2) Frankfurt school. In the Frankfurt school variation, humanity is compulsively attached to capitalist and consumer life, and so denial is simply an outgrowth of that compulsion. Since capitalist economic growth is dependent upon ever-upward increases in mass consumption, consumer society can never deliver satisfaction, and must instead promote compulsive consumption.
From this theory, we might speculate, the current consumer society is likely to find refuge in acts of consumption (of, perhaps, “alternative energies”) as perceived solutions to global warming, when what is needed is a supreme act of collective non-consumption, non-consumption of fossil fuels.
3) Neuropsychological. Here I am taking a clue from Cordelia Fine’s “A Mind Of Its Own: How Your Brain Distorts And Deceives.” One central idea underlying Fine’s examples of mental self-delusion is that minds are made up through notions of self-interest rather than of what is real. The reason why this works, Fine surmises, is that the unconscious mind is really in charge, and the conscious mind is merely fulfilling the programming of the unconscious mind. The “self interest” ideas, then, reflect what the unconscious wanted anyway.
So are we unconsciously programmed to consume fossil fuels? This brings us back to the other two mass psychologies.

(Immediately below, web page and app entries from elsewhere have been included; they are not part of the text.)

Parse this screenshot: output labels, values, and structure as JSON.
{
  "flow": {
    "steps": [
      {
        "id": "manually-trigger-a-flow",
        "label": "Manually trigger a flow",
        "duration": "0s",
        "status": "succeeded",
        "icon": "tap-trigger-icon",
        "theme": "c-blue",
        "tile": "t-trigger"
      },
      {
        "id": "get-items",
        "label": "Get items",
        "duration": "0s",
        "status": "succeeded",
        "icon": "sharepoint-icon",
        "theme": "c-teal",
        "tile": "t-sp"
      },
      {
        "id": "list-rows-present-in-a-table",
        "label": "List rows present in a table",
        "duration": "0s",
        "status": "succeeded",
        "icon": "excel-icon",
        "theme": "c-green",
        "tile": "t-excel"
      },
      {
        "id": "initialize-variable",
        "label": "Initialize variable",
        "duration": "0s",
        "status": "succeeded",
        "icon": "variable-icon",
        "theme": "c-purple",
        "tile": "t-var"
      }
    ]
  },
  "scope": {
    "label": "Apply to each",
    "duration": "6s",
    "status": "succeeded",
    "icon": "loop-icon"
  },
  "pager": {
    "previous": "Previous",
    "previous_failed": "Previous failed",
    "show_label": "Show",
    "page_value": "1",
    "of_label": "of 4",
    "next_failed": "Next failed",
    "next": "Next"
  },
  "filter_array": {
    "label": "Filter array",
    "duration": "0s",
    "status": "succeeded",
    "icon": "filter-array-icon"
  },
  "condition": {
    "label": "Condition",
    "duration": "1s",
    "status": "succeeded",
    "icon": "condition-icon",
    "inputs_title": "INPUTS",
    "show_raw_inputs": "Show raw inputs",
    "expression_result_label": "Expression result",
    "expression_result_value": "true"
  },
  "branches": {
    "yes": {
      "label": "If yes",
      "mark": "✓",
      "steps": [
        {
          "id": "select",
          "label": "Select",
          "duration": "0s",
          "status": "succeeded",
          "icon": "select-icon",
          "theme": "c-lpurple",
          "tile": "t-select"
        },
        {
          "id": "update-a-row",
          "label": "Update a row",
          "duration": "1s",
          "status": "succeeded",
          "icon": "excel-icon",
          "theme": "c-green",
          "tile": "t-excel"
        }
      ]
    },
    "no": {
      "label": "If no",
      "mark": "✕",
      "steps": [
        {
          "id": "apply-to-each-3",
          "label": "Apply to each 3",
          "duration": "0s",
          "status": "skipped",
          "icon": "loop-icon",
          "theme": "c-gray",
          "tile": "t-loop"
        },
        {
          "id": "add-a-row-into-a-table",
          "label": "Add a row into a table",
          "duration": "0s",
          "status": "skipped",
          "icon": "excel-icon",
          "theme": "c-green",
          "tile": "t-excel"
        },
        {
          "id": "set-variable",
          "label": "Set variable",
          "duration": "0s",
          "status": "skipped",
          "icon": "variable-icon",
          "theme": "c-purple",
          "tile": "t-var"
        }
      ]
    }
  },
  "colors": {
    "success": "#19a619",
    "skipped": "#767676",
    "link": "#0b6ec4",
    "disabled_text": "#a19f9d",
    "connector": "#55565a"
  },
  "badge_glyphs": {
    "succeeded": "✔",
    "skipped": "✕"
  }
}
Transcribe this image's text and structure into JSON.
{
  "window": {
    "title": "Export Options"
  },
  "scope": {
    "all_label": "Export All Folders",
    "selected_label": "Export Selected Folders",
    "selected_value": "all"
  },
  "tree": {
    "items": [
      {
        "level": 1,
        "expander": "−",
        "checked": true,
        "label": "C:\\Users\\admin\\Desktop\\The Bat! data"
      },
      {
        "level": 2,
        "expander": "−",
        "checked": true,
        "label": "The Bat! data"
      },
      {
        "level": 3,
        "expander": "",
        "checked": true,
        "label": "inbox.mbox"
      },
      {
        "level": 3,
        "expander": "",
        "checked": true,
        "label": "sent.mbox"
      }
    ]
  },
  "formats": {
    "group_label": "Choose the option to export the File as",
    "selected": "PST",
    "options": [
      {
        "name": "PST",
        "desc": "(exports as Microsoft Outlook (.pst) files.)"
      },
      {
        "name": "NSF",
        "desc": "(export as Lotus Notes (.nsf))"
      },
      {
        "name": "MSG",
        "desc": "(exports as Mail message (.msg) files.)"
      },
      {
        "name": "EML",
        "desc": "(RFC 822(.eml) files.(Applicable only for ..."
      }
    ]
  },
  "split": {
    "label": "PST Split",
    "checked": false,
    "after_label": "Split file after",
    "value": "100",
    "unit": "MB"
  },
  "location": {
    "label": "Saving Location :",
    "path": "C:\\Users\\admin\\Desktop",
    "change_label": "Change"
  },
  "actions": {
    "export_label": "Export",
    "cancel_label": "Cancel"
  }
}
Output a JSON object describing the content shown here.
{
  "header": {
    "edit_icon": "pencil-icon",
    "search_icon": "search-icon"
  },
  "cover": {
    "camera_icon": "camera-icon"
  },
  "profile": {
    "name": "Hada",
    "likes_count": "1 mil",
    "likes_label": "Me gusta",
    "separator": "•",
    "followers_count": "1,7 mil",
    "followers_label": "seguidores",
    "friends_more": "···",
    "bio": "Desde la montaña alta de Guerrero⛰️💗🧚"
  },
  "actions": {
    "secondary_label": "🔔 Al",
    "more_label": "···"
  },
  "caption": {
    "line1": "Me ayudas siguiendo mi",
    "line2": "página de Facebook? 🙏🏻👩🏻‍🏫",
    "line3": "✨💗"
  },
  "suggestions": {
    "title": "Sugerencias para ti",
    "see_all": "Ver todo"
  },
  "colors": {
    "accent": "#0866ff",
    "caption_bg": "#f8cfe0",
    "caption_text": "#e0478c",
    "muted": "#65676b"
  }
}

What in our environment refuses to let us go, when what we really want to do is find a solution to global warming?